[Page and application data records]
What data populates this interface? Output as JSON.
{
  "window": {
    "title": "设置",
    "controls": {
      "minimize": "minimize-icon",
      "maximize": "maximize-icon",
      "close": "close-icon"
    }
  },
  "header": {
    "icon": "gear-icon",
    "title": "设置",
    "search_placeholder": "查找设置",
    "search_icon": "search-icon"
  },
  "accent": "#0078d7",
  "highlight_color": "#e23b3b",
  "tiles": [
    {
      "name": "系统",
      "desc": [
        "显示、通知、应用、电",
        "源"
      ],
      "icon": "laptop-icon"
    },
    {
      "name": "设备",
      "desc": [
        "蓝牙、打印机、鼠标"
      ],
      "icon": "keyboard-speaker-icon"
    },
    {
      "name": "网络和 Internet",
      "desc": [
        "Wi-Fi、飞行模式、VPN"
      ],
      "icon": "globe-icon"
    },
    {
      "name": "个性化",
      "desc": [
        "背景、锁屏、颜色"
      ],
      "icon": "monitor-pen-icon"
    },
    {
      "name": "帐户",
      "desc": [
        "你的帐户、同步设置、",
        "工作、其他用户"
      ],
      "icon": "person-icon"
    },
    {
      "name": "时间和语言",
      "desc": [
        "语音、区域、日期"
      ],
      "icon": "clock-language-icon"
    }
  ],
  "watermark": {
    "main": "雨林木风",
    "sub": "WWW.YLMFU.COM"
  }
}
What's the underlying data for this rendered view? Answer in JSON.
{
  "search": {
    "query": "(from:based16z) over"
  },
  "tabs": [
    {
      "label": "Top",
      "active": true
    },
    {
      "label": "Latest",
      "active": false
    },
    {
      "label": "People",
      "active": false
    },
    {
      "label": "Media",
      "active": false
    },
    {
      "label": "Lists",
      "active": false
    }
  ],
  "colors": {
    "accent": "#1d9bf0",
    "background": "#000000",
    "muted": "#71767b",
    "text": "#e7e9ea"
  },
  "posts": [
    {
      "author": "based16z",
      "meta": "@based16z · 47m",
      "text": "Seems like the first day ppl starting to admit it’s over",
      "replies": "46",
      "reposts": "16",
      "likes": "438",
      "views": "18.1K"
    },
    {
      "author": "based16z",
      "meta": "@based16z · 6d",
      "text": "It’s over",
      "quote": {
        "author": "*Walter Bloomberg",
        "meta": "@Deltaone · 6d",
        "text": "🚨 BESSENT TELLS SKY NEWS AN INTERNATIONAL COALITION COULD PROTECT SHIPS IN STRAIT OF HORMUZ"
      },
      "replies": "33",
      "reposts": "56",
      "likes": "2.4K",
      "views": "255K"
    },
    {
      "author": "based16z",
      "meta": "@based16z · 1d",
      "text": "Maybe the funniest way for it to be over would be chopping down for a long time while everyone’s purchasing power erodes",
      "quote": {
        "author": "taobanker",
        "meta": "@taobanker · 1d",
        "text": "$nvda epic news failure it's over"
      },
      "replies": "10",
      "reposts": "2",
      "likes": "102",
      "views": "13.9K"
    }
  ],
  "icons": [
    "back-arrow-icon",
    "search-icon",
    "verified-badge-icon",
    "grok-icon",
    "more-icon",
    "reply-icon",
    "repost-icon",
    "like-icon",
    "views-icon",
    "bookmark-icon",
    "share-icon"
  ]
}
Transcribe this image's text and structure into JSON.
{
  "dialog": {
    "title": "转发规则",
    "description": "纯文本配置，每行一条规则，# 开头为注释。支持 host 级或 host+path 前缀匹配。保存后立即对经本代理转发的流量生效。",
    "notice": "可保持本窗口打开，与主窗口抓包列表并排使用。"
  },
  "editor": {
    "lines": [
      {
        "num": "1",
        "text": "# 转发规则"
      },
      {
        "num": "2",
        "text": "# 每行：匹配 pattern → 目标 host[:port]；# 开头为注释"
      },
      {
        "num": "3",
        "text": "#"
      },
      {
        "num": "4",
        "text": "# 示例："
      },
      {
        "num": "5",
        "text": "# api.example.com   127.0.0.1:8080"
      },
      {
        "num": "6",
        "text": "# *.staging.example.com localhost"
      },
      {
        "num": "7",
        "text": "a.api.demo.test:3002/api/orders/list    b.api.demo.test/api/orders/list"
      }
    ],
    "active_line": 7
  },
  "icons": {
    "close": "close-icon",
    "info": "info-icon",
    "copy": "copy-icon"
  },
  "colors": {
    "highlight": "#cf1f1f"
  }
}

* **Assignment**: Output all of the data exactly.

* **Expected answer**:
What data populates this interface? Output as JSON.
{
  "window": {
    "title": "设置",
    "controls": {
      "minimize": "minimize-icon",
      "maximize": "maximize-icon",
      "close": "close-icon"
    }
  },
  "header": {
    "icon": "gear-icon",
    "title": "设置",
    "search_placeholder": "查找设置",
    "search_icon": "search-icon"
  },
  "accent": "#0078d7",
  "highlight_color": "#e23b3b",
  "tiles": [
    {
      "name": "系统",
      "desc": [
        "显示、通知、应用、电",
        "源"
      ],
      "icon": "laptop-icon"
    },
    {
      "name": "设备",
      "desc": [
        "蓝牙、打印机、鼠标"
      ],
      "icon": "keyboard-speaker-icon"
    },
    {
      "name": "网络和 Internet",
      "desc": [
        "Wi-Fi、飞行模式、VPN"
      ],
      "icon": "globe-icon"
    },
    {
      "name": "个性化",
      "desc": [
        "背景、锁屏、颜色"
      ],
      "icon": "monitor-pen-icon"
    },
    {
      "name": "帐户",
      "desc": [
        "你的帐户、同步设置、",
        "工作、其他用户"
      ],
      "icon": "person-icon"
    },
    {
      "name": "时间和语言",
      "desc": [
        "语音、区域、日期"
      ],
      "icon": "clock-language-icon"
    }
  ],
  "watermark": {
    "main": "雨林木风",
    "sub": "WWW.YLMFU.COM"
  }
}
What's the underlying data for this rendered view? Answer in JSON.
{
  "search": {
    "query": "(from:based16z) over"
  },
  "tabs": [
    {
      "label": "Top",
      "active": true
    },
    {
      "label": "Latest",
      "active": false
    },
    {
      "label": "People",
      "active": false
    },
    {
      "label": "Media",
      "active": false
    },
    {
      "label": "Lists",
      "active": false
    }
  ],
  "colors": {
    "accent": "#1d9bf0",
    "background": "#000000",
    "muted": "#71767b",
    "text": "#e7e9ea"
  },
  "posts": [
    {
      "author": "based16z",
      "meta": "@based16z · 47m",
      "text": "Seems like the first day ppl starting to admit it’s over",
      "replies": "46",
      "reposts": "16",
      "likes": "438",
      "views": "18.1K"
    },
    {
      "author": "based16z",
      "meta": "@based16z · 6d",
      "text": "It’s over",
      "quote": {
        "author": "*Walter Bloomberg",
        "meta": "@Deltaone · 6d",
        "text": "🚨 BESSENT TELLS SKY NEWS AN INTERNATIONAL COALITION COULD PROTECT SHIPS IN STRAIT OF HORMUZ"
      },
      "replies": "33",
      "reposts": "56",
      "likes": "2.4K",
      "views": "255K"
    },
    {
      "author": "based16z",
      "meta": "@based16z · 1d",
      "text": "Maybe the funniest way for it to be over would be chopping down for a long time while everyone’s purchasing power erodes",
      "quote": {
        "author": "taobanker",
        "meta": "@taobanker · 1d",
        "text": "$nvda epic news failure it's over"
      },
      "replies": "10",
      "reposts": "2",
      "likes": "102",
      "views": "13.9K"
    }
  ],
  "icons": [
    "back-arrow-icon",
    "search-icon",
    "verified-badge-icon",
    "grok-icon",
    "more-icon",
    "reply-icon",
    "repost-icon",
    "like-icon",
    "views-icon",
    "bookmark-icon",
    "share-icon"
  ]
}
Transcribe this image's text and structure into JSON.
{
  "dialog": {
    "title": "转发规则",
    "description": "纯文本配置，每行一条规则，# 开头为注释。支持 host 级或 host+path 前缀匹配。保存后立即对经本代理转发的流量生效。",
    "notice": "可保持本窗口打开，与主窗口抓包列表并排使用。"
  },
  "editor": {
    "lines": [
      {
        "num": "1",
        "text": "# 转发规则"
      },
      {
        "num": "2",
        "text": "# 每行：匹配 pattern → 目标 host[:port]；# 开头为注释"
      },
      {
        "num": "3",
        "text": "#"
      },
      {
        "num": "4",
        "text": "# 示例："
      },
      {
        "num": "5",
        "text": "# api.example.com   127.0.0.1:8080"
      },
      {
        "num": "6",
        "text": "# *.staging.example.com localhost"
      },
      {
        "num": "7",
        "text": "a.api.demo.test:3002/api/orders/list    b.api.demo.test/api/orders/list"
      }
    ],
    "active_line": 7
  },
  "icons": {
    "close": "close-icon",
    "info": "info-icon",
    "copy": "copy-icon"
  },
  "colors": {
    "highlight": "#cf1f1f"
  }
}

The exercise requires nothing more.